App and web page records:
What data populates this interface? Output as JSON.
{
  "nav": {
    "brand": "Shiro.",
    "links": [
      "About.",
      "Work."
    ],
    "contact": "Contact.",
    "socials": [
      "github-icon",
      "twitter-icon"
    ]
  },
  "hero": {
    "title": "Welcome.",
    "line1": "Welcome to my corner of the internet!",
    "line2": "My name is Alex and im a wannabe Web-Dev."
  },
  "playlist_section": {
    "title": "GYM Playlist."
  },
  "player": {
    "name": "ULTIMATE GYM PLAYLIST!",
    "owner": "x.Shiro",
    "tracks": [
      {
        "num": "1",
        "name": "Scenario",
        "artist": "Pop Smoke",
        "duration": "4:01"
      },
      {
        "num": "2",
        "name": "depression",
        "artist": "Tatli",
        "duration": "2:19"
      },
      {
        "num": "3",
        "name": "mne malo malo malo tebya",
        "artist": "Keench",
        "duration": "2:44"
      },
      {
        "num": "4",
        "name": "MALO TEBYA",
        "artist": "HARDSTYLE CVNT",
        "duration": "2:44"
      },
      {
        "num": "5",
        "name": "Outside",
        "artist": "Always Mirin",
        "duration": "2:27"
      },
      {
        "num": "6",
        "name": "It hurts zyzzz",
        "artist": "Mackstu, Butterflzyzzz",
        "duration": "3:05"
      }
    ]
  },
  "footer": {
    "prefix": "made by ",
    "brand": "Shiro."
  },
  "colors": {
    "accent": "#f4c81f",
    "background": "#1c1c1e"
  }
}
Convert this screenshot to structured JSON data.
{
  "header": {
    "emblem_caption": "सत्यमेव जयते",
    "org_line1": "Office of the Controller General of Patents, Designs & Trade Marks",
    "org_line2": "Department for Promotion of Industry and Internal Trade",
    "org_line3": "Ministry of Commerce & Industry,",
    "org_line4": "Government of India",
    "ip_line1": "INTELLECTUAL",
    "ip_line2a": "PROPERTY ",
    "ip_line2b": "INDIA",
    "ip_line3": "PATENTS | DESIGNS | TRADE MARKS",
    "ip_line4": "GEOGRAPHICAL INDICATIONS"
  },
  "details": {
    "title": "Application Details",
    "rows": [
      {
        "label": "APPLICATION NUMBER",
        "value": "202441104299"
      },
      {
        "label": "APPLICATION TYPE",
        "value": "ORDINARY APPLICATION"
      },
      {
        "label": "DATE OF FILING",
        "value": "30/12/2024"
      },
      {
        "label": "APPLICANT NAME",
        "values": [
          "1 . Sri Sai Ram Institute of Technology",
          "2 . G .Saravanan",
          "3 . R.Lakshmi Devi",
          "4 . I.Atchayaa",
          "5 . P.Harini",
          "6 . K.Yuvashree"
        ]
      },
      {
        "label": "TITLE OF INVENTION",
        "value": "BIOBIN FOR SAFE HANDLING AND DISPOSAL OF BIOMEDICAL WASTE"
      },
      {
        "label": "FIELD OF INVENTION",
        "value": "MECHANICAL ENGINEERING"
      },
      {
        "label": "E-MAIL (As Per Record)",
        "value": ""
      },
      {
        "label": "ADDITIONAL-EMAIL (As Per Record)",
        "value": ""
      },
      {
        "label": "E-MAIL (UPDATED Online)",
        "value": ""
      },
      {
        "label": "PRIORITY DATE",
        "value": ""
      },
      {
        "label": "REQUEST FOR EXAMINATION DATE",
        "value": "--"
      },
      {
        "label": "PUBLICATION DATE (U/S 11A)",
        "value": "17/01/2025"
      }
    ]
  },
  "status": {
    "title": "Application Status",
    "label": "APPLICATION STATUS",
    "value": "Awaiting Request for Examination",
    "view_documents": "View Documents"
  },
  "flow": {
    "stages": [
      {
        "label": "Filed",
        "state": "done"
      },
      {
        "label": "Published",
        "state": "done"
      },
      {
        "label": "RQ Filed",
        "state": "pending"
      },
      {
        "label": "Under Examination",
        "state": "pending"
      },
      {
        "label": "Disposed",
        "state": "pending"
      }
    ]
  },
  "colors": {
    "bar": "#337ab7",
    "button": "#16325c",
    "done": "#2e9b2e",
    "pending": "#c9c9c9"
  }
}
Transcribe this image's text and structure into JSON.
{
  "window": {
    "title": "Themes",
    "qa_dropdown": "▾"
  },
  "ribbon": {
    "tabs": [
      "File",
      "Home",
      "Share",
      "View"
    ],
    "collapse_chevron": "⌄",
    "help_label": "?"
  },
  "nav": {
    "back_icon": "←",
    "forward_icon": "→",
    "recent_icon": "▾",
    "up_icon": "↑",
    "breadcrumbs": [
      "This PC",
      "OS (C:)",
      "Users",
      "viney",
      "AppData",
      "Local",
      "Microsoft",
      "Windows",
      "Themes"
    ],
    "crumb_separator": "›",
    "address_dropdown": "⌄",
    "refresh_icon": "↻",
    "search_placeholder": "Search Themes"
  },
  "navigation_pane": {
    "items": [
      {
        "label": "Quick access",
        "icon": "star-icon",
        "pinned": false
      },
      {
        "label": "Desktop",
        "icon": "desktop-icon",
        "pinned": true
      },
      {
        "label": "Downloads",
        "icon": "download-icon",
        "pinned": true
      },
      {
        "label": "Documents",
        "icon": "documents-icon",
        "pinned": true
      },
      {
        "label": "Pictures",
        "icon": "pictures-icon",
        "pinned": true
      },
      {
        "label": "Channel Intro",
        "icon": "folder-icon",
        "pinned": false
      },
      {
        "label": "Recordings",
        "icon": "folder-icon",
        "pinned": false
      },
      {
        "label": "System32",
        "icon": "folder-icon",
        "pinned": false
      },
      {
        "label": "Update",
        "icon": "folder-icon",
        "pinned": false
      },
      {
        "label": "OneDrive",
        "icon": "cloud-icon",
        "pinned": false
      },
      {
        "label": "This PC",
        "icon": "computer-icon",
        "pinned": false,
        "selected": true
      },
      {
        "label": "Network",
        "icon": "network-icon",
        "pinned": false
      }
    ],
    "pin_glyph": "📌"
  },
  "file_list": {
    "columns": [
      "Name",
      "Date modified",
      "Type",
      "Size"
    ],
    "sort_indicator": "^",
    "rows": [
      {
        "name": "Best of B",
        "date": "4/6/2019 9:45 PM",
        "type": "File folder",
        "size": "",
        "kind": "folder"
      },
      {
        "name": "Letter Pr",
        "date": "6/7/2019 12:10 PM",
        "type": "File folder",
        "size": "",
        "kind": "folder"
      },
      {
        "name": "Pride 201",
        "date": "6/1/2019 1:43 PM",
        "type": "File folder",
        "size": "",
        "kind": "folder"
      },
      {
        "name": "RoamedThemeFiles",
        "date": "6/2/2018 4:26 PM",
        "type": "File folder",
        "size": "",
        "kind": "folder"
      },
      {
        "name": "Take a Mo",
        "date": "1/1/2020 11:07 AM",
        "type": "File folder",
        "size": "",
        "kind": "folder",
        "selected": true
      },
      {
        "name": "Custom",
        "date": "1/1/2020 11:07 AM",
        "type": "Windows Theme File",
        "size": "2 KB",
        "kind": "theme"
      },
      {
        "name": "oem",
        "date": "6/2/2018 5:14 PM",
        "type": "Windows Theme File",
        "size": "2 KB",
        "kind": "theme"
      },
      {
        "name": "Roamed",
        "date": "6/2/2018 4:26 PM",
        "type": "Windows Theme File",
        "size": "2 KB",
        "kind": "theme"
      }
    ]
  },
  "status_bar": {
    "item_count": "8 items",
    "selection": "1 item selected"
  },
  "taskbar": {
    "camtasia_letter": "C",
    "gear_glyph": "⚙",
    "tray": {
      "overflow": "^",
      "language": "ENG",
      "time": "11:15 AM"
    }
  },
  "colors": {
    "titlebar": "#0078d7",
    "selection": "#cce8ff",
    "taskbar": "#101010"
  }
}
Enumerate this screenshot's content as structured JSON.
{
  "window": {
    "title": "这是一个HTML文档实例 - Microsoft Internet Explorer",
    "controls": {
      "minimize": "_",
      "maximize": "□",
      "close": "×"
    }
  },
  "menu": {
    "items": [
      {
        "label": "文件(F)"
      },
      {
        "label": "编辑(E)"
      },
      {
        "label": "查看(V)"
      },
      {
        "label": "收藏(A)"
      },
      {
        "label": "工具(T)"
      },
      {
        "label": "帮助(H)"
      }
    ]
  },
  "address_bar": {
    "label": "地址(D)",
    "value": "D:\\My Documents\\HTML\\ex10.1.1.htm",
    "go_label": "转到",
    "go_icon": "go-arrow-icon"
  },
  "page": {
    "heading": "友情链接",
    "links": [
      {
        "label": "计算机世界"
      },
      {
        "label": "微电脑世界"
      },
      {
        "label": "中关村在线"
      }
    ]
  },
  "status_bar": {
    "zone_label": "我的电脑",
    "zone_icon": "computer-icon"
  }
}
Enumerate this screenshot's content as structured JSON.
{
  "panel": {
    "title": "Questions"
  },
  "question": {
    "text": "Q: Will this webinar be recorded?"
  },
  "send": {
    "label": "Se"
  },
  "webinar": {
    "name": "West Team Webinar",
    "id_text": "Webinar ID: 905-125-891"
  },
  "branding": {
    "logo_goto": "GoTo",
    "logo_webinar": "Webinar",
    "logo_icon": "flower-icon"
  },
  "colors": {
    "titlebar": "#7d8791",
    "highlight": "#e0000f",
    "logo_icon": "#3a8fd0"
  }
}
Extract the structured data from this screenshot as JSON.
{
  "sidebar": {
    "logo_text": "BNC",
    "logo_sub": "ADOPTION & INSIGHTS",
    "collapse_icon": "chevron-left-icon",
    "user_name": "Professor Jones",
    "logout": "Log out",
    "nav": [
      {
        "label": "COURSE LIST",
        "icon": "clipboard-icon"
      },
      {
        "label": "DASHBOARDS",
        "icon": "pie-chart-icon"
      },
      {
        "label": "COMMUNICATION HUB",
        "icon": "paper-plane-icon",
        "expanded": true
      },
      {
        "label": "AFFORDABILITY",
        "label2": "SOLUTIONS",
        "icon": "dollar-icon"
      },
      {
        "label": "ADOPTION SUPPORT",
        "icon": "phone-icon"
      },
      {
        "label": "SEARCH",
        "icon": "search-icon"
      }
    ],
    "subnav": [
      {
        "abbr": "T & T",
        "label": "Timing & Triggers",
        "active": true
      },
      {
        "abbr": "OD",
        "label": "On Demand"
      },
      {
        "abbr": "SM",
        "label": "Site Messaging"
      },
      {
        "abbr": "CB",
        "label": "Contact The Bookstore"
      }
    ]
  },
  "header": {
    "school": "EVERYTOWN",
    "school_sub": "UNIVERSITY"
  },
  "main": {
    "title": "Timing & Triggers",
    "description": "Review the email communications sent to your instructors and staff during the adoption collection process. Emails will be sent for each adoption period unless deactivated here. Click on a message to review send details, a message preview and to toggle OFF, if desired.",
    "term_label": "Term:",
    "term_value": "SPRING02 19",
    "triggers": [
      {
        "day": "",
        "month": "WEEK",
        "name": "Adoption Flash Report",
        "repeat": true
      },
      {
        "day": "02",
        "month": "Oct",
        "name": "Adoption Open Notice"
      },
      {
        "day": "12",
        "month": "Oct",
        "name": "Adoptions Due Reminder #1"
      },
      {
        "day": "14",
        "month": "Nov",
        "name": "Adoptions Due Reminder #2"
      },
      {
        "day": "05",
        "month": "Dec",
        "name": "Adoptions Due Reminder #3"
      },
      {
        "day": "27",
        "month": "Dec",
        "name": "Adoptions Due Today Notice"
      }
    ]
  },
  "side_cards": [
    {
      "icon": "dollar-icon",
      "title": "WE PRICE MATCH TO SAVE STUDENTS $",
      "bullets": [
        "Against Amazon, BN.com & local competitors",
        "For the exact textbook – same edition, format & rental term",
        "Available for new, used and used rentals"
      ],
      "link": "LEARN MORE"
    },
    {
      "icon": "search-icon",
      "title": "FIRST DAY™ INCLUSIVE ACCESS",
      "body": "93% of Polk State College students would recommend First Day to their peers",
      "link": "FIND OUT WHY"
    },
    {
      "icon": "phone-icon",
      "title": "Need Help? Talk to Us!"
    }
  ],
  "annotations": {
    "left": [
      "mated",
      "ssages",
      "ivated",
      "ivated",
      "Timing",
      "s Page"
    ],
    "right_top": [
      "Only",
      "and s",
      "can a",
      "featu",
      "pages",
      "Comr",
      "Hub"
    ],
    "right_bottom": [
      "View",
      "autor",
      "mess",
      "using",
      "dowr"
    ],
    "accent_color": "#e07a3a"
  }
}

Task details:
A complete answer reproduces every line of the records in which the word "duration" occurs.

Answer below:
        "duration": "4:01"
        "duration": "2:19"
        "duration": "2:44"
        "duration": "2:44"
        "duration": "2:27"
        "duration": "3:05"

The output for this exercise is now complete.